TASK STATEMENT -> Search term "JSON": work out how many lines of the data below contain it, and answer with that number alone.

======== RECORDS TO PROCESS ========

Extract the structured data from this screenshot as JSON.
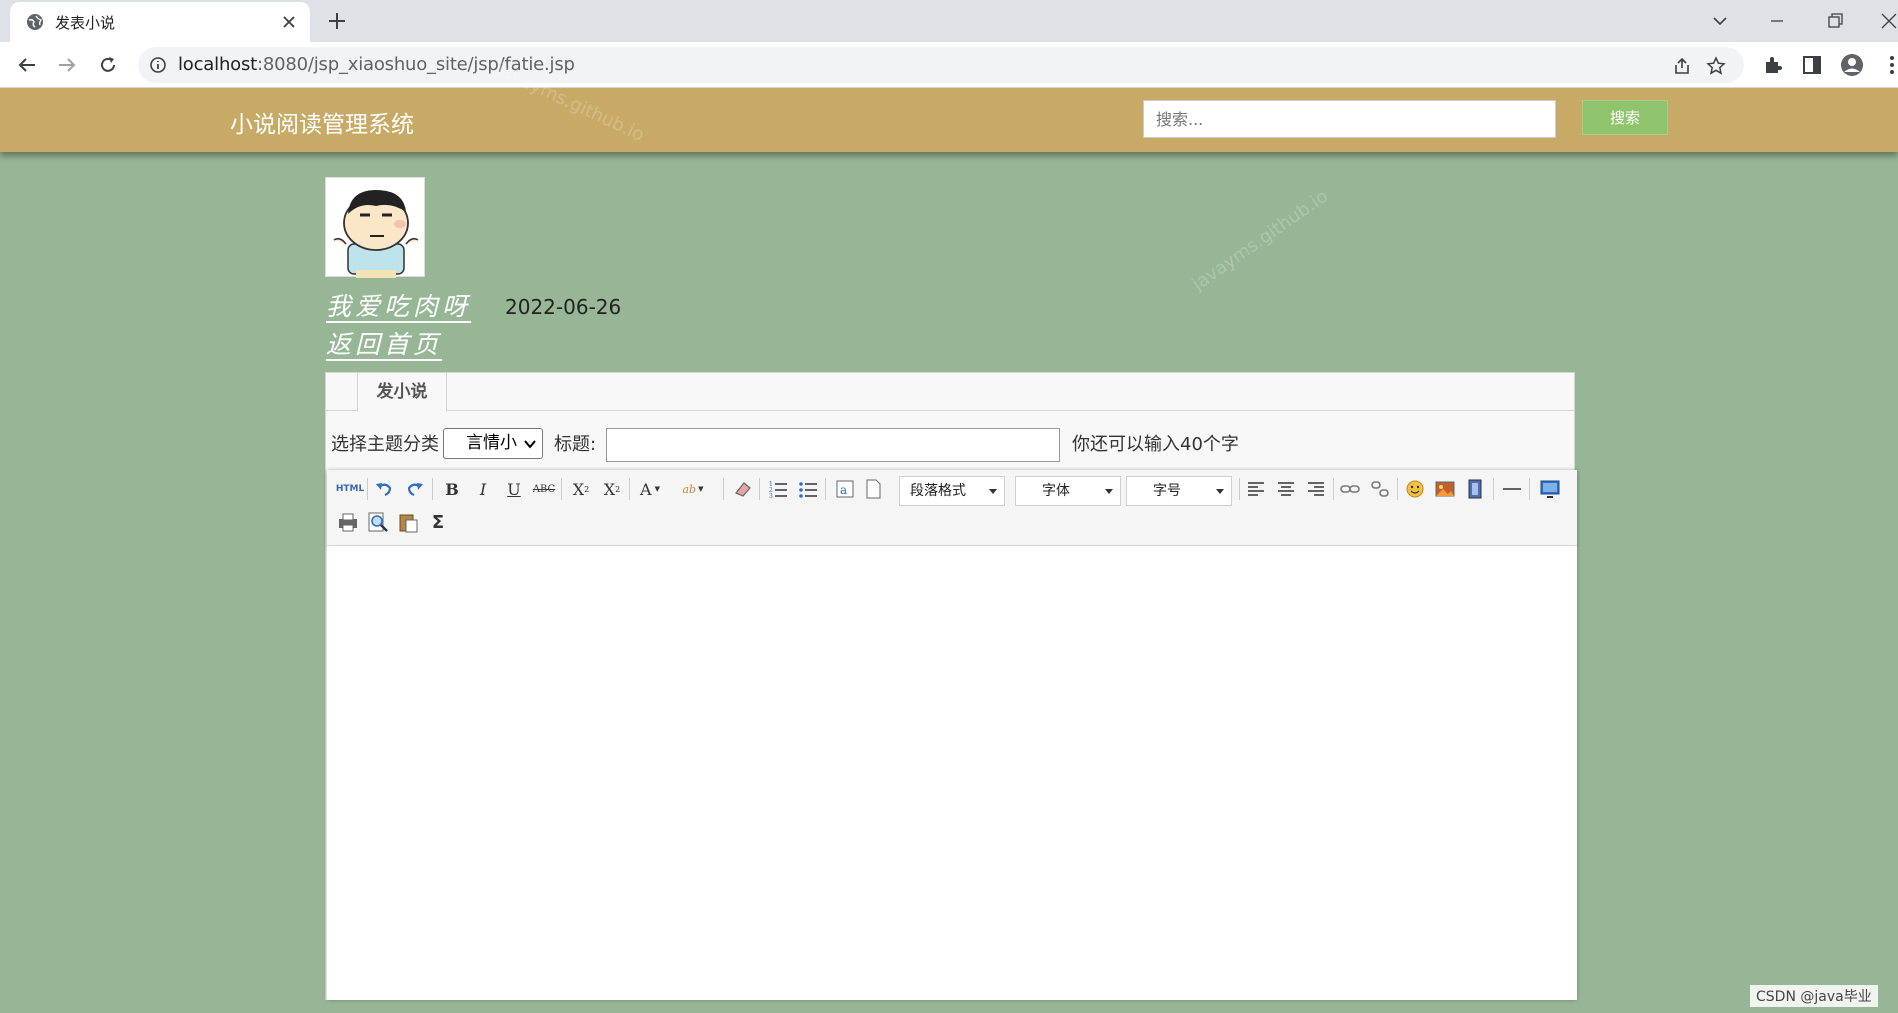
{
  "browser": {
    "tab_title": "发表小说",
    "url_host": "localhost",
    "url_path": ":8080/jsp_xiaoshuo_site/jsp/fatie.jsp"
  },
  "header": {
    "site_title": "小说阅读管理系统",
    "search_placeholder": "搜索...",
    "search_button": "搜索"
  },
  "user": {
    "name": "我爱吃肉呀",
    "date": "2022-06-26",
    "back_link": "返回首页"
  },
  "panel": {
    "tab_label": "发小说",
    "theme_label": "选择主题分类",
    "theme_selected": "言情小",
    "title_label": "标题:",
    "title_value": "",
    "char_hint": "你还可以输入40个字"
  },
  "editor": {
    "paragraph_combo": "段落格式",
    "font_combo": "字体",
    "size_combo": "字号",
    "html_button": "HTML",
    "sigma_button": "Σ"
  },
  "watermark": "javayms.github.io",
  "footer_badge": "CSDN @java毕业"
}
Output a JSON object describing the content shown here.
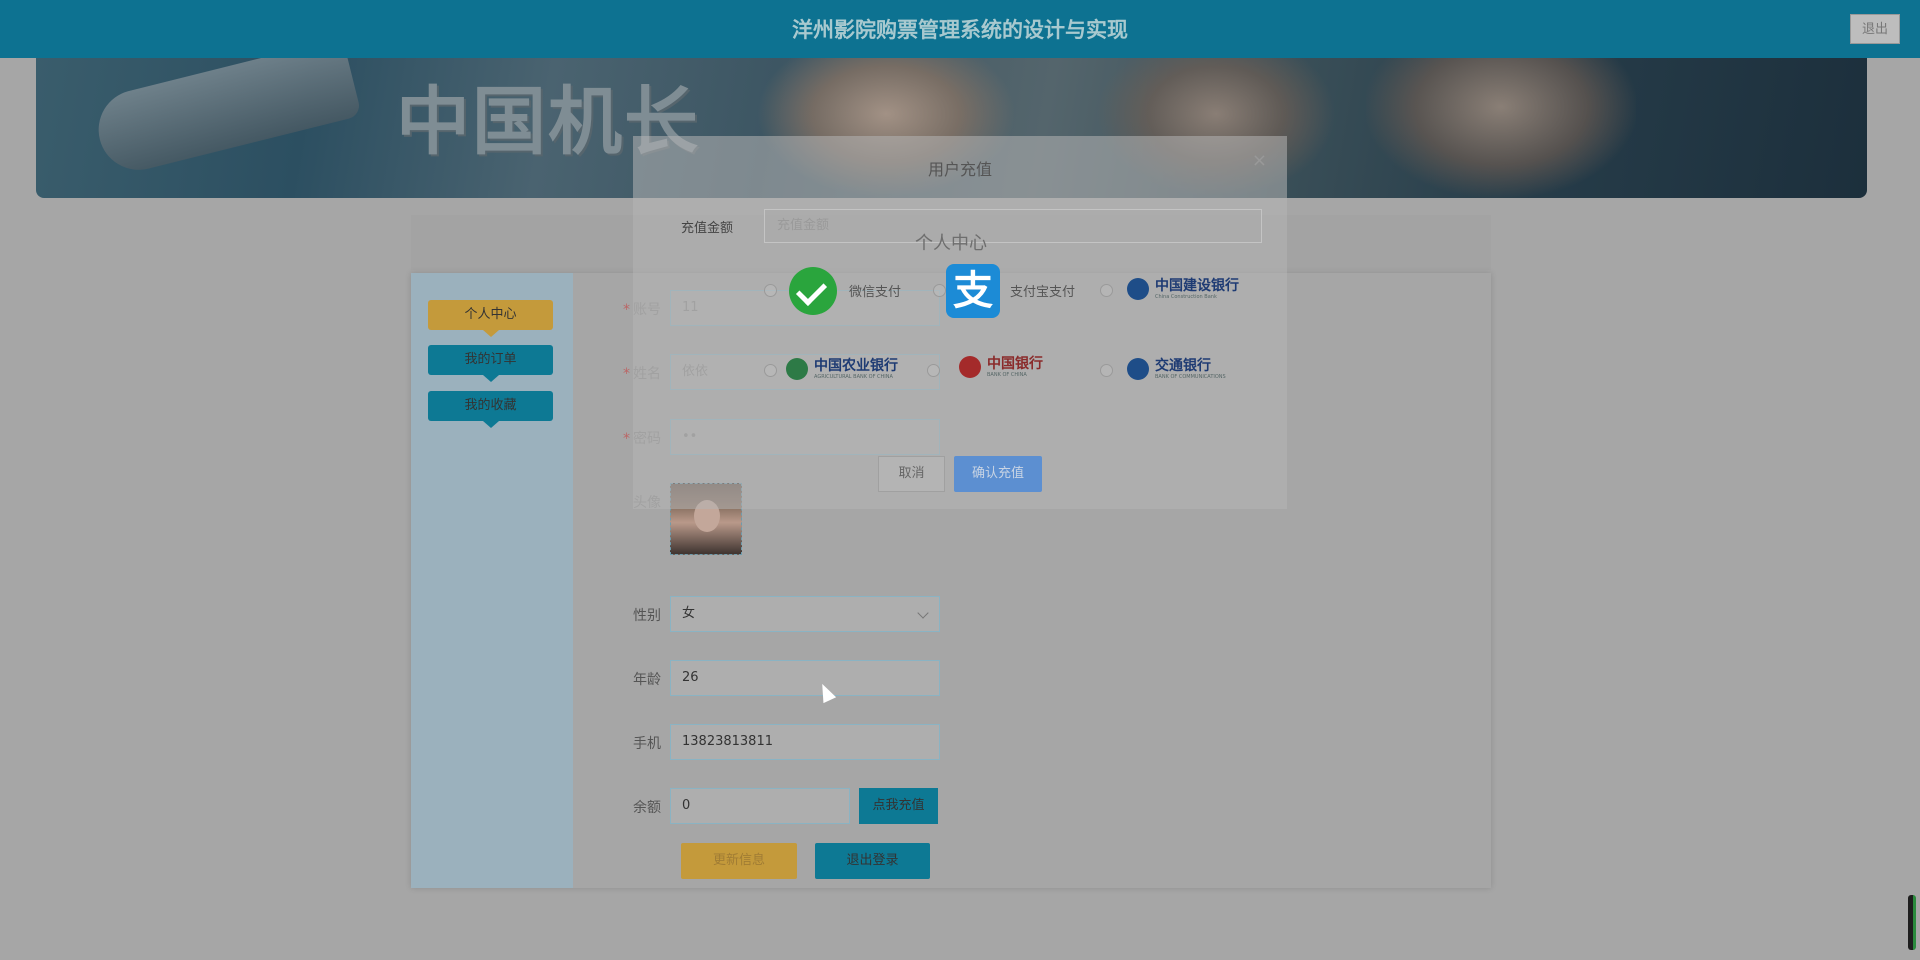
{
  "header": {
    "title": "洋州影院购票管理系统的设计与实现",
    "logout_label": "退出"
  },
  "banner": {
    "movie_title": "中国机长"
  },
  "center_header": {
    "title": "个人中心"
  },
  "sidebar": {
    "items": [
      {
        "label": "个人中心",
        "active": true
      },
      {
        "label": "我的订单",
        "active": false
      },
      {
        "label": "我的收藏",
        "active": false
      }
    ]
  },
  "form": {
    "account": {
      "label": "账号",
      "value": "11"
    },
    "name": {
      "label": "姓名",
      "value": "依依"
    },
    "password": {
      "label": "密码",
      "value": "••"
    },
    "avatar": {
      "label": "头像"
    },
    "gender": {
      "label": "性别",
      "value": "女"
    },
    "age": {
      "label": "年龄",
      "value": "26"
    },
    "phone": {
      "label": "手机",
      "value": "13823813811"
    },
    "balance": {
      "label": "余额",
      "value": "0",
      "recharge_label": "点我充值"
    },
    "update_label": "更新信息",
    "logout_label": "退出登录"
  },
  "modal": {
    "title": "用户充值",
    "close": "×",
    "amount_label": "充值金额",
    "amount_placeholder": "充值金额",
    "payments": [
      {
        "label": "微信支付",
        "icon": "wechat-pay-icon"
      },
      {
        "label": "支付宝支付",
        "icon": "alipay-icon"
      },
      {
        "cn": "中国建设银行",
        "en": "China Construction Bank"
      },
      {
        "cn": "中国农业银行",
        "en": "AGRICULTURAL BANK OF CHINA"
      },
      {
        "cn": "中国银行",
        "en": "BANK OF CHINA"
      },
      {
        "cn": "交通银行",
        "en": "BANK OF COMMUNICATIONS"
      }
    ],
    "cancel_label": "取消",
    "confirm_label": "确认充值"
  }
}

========
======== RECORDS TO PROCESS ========

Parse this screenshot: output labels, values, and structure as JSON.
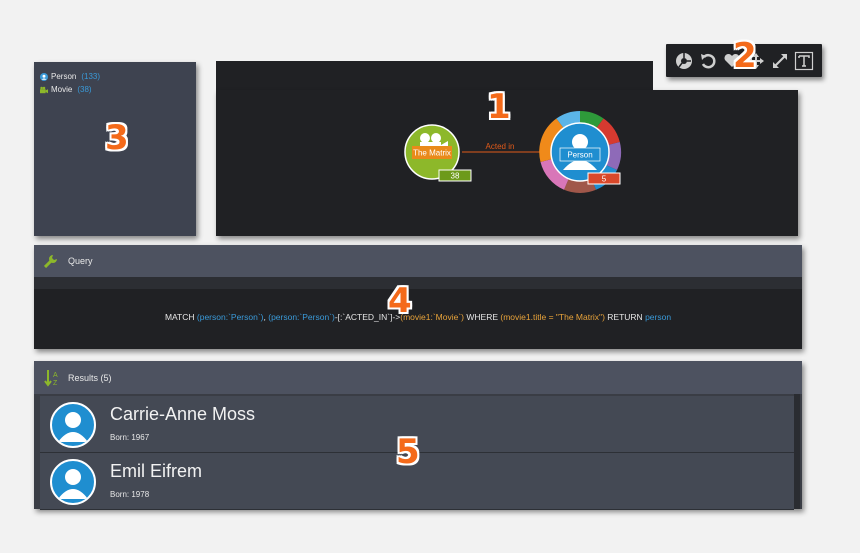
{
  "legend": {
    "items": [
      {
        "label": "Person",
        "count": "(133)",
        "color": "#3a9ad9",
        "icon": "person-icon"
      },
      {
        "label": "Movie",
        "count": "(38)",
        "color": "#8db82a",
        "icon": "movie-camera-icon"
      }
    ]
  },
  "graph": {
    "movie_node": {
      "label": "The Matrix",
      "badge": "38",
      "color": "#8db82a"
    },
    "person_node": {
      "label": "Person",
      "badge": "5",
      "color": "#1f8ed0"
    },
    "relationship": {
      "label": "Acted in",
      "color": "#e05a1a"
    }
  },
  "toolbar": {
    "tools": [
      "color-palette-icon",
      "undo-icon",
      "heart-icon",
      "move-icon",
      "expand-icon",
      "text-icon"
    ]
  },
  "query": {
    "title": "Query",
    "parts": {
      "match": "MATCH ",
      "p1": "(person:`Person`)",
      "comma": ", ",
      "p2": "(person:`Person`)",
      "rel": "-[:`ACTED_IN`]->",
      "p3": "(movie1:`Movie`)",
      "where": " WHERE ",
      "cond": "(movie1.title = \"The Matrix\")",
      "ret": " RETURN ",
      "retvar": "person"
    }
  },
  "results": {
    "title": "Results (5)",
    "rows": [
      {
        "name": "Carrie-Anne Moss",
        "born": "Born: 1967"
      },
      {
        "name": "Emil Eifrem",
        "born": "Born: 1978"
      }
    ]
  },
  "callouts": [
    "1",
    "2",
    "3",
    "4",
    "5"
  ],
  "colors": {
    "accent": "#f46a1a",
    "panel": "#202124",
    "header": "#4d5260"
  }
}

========

ANSWER FOR THE TASK -> 3